Copy down the listing below exactly. Do not include pictures.

========================

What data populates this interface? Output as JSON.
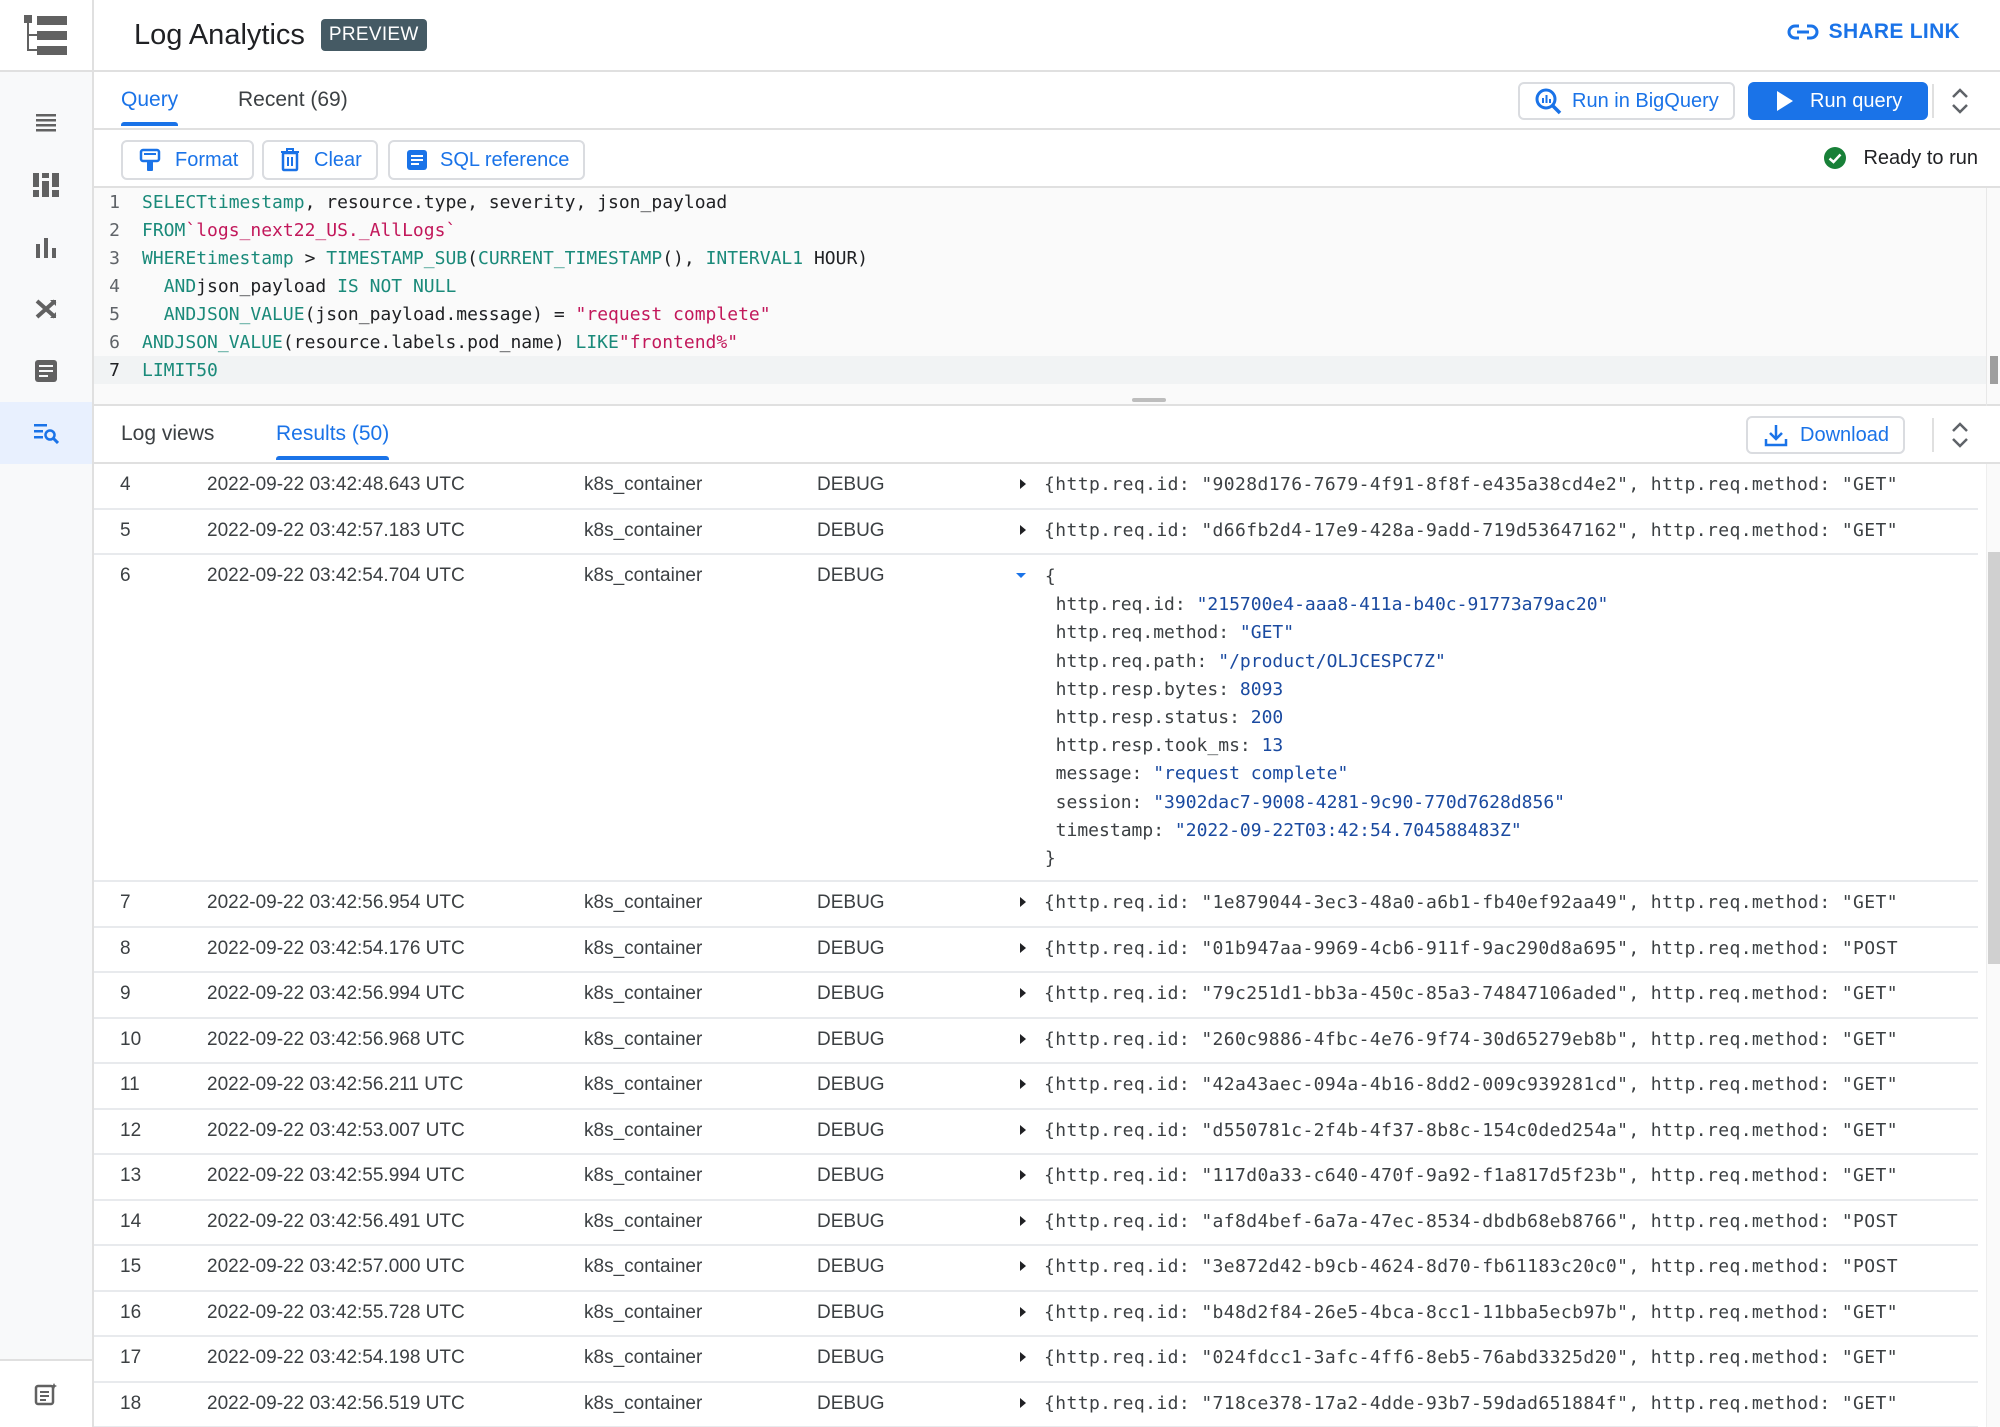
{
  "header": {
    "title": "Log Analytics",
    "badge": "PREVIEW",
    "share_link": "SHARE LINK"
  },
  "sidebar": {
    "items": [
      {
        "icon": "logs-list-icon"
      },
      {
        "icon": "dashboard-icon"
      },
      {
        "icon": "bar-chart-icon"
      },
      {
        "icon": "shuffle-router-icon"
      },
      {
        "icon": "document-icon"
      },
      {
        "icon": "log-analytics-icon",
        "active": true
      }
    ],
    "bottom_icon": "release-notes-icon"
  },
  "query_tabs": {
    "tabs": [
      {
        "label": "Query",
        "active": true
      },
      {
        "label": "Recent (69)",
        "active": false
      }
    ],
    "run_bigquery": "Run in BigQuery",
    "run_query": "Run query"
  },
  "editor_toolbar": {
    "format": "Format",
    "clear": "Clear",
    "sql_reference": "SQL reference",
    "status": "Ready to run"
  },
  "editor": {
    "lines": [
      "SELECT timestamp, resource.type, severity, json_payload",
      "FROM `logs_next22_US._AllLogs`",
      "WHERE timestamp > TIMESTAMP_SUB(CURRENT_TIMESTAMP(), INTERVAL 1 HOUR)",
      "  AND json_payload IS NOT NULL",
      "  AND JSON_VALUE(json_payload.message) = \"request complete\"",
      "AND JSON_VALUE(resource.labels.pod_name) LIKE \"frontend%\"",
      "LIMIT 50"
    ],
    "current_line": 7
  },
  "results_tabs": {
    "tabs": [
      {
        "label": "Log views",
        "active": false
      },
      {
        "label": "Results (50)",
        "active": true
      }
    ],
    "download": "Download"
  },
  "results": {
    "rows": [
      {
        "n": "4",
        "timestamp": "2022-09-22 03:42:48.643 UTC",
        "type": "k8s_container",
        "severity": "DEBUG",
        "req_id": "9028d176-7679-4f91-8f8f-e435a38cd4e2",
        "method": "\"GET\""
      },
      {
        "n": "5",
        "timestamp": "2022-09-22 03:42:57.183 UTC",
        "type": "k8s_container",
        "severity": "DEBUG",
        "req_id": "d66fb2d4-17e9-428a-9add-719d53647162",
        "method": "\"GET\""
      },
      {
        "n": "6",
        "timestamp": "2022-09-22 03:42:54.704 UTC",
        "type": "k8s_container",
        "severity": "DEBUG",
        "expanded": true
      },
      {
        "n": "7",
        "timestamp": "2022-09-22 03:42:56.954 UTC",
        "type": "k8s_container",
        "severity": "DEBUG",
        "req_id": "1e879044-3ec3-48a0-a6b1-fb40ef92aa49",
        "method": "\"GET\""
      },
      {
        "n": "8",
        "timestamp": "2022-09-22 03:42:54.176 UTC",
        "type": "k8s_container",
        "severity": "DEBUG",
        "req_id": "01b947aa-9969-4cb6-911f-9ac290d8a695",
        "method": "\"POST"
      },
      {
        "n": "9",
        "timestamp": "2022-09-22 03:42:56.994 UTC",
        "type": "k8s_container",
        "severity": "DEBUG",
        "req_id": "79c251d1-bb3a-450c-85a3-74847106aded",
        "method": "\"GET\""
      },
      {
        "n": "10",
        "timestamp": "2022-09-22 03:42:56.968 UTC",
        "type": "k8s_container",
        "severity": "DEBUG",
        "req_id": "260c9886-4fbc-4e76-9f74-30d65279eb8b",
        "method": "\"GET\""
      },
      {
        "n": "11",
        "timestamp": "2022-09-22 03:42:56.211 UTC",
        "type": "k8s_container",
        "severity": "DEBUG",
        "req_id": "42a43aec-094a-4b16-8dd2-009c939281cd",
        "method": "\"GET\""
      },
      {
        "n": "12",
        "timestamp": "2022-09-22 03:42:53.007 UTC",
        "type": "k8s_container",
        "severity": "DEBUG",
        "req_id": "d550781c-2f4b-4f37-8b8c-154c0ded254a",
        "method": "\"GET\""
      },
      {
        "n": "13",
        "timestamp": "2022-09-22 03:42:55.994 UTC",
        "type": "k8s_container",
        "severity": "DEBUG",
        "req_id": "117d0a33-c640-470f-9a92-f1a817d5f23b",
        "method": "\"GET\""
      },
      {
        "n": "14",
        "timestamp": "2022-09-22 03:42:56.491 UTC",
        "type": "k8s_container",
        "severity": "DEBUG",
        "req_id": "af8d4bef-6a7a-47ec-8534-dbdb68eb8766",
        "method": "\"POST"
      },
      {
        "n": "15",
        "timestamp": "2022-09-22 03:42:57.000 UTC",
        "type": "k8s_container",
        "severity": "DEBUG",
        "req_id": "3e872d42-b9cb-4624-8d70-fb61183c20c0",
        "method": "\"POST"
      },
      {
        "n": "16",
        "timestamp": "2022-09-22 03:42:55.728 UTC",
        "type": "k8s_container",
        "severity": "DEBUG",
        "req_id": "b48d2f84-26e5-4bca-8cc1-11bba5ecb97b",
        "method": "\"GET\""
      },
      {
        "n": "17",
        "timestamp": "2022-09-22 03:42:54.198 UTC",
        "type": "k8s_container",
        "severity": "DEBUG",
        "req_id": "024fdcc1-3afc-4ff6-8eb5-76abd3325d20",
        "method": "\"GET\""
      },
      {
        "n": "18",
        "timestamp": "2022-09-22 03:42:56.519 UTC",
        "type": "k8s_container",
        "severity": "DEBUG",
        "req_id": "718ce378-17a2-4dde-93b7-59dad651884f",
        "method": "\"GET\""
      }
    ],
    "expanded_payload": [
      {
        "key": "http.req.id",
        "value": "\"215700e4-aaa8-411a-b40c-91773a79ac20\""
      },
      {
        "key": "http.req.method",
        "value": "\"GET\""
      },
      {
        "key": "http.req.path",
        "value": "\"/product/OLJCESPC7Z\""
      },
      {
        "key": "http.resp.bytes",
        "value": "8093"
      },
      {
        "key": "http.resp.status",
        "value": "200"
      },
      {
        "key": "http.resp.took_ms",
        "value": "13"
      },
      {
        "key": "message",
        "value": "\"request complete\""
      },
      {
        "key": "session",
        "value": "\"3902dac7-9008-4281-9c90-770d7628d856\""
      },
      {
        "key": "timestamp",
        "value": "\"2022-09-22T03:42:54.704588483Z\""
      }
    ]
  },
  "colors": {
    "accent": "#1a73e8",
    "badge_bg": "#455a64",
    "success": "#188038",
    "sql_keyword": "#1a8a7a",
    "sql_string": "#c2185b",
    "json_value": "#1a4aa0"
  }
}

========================

SOLVED PROBLEM:
What data populates this interface? Output as JSON.
{
  "header": {
    "title": "Log Analytics",
    "badge": "PREVIEW",
    "share_link": "SHARE LINK"
  },
  "sidebar": {
    "items": [
      {
        "icon": "logs-list-icon"
      },
      {
        "icon": "dashboard-icon"
      },
      {
        "icon": "bar-chart-icon"
      },
      {
        "icon": "shuffle-router-icon"
      },
      {
        "icon": "document-icon"
      },
      {
        "icon": "log-analytics-icon",
        "active": true
      }
    ],
    "bottom_icon": "release-notes-icon"
  },
  "query_tabs": {
    "tabs": [
      {
        "label": "Query",
        "active": true
      },
      {
        "label": "Recent (69)",
        "active": false
      }
    ],
    "run_bigquery": "Run in BigQuery",
    "run_query": "Run query"
  },
  "editor_toolbar": {
    "format": "Format",
    "clear": "Clear",
    "sql_reference": "SQL reference",
    "status": "Ready to run"
  },
  "editor": {
    "lines": [
      "SELECT timestamp, resource.type, severity, json_payload",
      "FROM `logs_next22_US._AllLogs`",
      "WHERE timestamp > TIMESTAMP_SUB(CURRENT_TIMESTAMP(), INTERVAL 1 HOUR)",
      "  AND json_payload IS NOT NULL",
      "  AND JSON_VALUE(json_payload.message) = \"request complete\"",
      "AND JSON_VALUE(resource.labels.pod_name) LIKE \"frontend%\"",
      "LIMIT 50"
    ],
    "current_line": 7
  },
  "results_tabs": {
    "tabs": [
      {
        "label": "Log views",
        "active": false
      },
      {
        "label": "Results (50)",
        "active": true
      }
    ],
    "download": "Download"
  },
  "results": {
    "rows": [
      {
        "n": "4",
        "timestamp": "2022-09-22 03:42:48.643 UTC",
        "type": "k8s_container",
        "severity": "DEBUG",
        "req_id": "9028d176-7679-4f91-8f8f-e435a38cd4e2",
        "method": "\"GET\""
      },
      {
        "n": "5",
        "timestamp": "2022-09-22 03:42:57.183 UTC",
        "type": "k8s_container",
        "severity": "DEBUG",
        "req_id": "d66fb2d4-17e9-428a-9add-719d53647162",
        "method": "\"GET\""
      },
      {
        "n": "6",
        "timestamp": "2022-09-22 03:42:54.704 UTC",
        "type": "k8s_container",
        "severity": "DEBUG",
        "expanded": true
      },
      {
        "n": "7",
        "timestamp": "2022-09-22 03:42:56.954 UTC",
        "type": "k8s_container",
        "severity": "DEBUG",
        "req_id": "1e879044-3ec3-48a0-a6b1-fb40ef92aa49",
        "method": "\"GET\""
      },
      {
        "n": "8",
        "timestamp": "2022-09-22 03:42:54.176 UTC",
        "type": "k8s_container",
        "severity": "DEBUG",
        "req_id": "01b947aa-9969-4cb6-911f-9ac290d8a695",
        "method": "\"POST"
      },
      {
        "n": "9",
        "timestamp": "2022-09-22 03:42:56.994 UTC",
        "type": "k8s_container",
        "severity": "DEBUG",
        "req_id": "79c251d1-bb3a-450c-85a3-74847106aded",
        "method": "\"GET\""
      },
      {
        "n": "10",
        "timestamp": "2022-09-22 03:42:56.968 UTC",
        "type": "k8s_container",
        "severity": "DEBUG",
        "req_id": "260c9886-4fbc-4e76-9f74-30d65279eb8b",
        "method": "\"GET\""
      },
      {
        "n": "11",
        "timestamp": "2022-09-22 03:42:56.211 UTC",
        "type": "k8s_container",
        "severity": "DEBUG",
        "req_id": "42a43aec-094a-4b16-8dd2-009c939281cd",
        "method": "\"GET\""
      },
      {
        "n": "12",
        "timestamp": "2022-09-22 03:42:53.007 UTC",
        "type": "k8s_container",
        "severity": "DEBUG",
        "req_id": "d550781c-2f4b-4f37-8b8c-154c0ded254a",
        "method": "\"GET\""
      },
      {
        "n": "13",
        "timestamp": "2022-09-22 03:42:55.994 UTC",
        "type": "k8s_container",
        "severity": "DEBUG",
        "req_id": "117d0a33-c640-470f-9a92-f1a817d5f23b",
        "method": "\"GET\""
      },
      {
        "n": "14",
        "timestamp": "2022-09-22 03:42:56.491 UTC",
        "type": "k8s_container",
        "severity": "DEBUG",
        "req_id": "af8d4bef-6a7a-47ec-8534-dbdb68eb8766",
        "method": "\"POST"
      },
      {
        "n": "15",
        "timestamp": "2022-09-22 03:42:57.000 UTC",
        "type": "k8s_container",
        "severity": "DEBUG",
        "req_id": "3e872d42-b9cb-4624-8d70-fb61183c20c0",
        "method": "\"POST"
      },
      {
        "n": "16",
        "timestamp": "2022-09-22 03:42:55.728 UTC",
        "type": "k8s_container",
        "severity": "DEBUG",
        "req_id": "b48d2f84-26e5-4bca-8cc1-11bba5ecb97b",
        "method": "\"GET\""
      },
      {
        "n": "17",
        "timestamp": "2022-09-22 03:42:54.198 UTC",
        "type": "k8s_container",
        "severity": "DEBUG",
        "req_id": "024fdcc1-3afc-4ff6-8eb5-76abd3325d20",
        "method": "\"GET\""
      },
      {
        "n": "18",
        "timestamp": "2022-09-22 03:42:56.519 UTC",
        "type": "k8s_container",
        "severity": "DEBUG",
        "req_id": "718ce378-17a2-4dde-93b7-59dad651884f",
        "method": "\"GET\""
      }
    ],
    "expanded_payload": [
      {
        "key": "http.req.id",
        "value": "\"215700e4-aaa8-411a-b40c-91773a79ac20\""
      },
      {
        "key": "http.req.method",
        "value": "\"GET\""
      },
      {
        "key": "http.req.path",
        "value": "\"/product/OLJCESPC7Z\""
      },
      {
        "key": "http.resp.bytes",
        "value": "8093"
      },
      {
        "key": "http.resp.status",
        "value": "200"
      },
      {
        "key": "http.resp.took_ms",
        "value": "13"
      },
      {
        "key": "message",
        "value": "\"request complete\""
      },
      {
        "key": "session",
        "value": "\"3902dac7-9008-4281-9c90-770d7628d856\""
      },
      {
        "key": "timestamp",
        "value": "\"2022-09-22T03:42:54.704588483Z\""
      }
    ]
  },
  "colors": {
    "accent": "#1a73e8",
    "badge_bg": "#455a64",
    "success": "#188038",
    "sql_keyword": "#1a8a7a",
    "sql_string": "#c2185b",
    "json_value": "#1a4aa0"
  }
}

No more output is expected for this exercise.